What is needed:
Output all records verbatim.

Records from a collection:
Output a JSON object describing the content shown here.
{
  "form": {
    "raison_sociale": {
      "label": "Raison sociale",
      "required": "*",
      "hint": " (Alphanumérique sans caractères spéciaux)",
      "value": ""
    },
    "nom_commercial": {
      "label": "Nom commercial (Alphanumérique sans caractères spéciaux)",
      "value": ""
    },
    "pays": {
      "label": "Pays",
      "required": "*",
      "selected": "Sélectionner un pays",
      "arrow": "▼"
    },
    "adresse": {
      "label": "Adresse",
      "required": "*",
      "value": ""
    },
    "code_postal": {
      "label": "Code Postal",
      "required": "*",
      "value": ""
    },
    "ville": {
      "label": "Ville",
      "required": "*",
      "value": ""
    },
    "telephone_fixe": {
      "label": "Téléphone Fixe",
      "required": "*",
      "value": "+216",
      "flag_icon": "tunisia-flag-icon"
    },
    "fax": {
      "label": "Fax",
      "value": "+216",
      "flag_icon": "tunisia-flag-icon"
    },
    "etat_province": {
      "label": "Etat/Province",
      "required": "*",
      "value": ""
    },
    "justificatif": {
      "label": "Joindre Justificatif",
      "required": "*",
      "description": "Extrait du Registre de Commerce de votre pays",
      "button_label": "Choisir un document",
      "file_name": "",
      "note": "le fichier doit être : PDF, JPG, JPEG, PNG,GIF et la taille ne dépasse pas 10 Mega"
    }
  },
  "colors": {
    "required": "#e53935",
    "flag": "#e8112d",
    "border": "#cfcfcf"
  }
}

Solution to the problem:
Output a JSON object describing the content shown here.
{
  "form": {
    "raison_sociale": {
      "label": "Raison sociale",
      "required": "*",
      "hint": " (Alphanumérique sans caractères spéciaux)",
      "value": ""
    },
    "nom_commercial": {
      "label": "Nom commercial (Alphanumérique sans caractères spéciaux)",
      "value": ""
    },
    "pays": {
      "label": "Pays",
      "required": "*",
      "selected": "Sélectionner un pays",
      "arrow": "▼"
    },
    "adresse": {
      "label": "Adresse",
      "required": "*",
      "value": ""
    },
    "code_postal": {
      "label": "Code Postal",
      "required": "*",
      "value": ""
    },
    "ville": {
      "label": "Ville",
      "required": "*",
      "value": ""
    },
    "telephone_fixe": {
      "label": "Téléphone Fixe",
      "required": "*",
      "value": "+216",
      "flag_icon": "tunisia-flag-icon"
    },
    "fax": {
      "label": "Fax",
      "value": "+216",
      "flag_icon": "tunisia-flag-icon"
    },
    "etat_province": {
      "label": "Etat/Province",
      "required": "*",
      "value": ""
    },
    "justificatif": {
      "label": "Joindre Justificatif",
      "required": "*",
      "description": "Extrait du Registre de Commerce de votre pays",
      "button_label": "Choisir un document",
      "file_name": "",
      "note": "le fichier doit être : PDF, JPG, JPEG, PNG,GIF et la taille ne dépasse pas 10 Mega"
    }
  },
  "colors": {
    "required": "#e53935",
    "flag": "#e8112d",
    "border": "#cfcfcf"
  }
}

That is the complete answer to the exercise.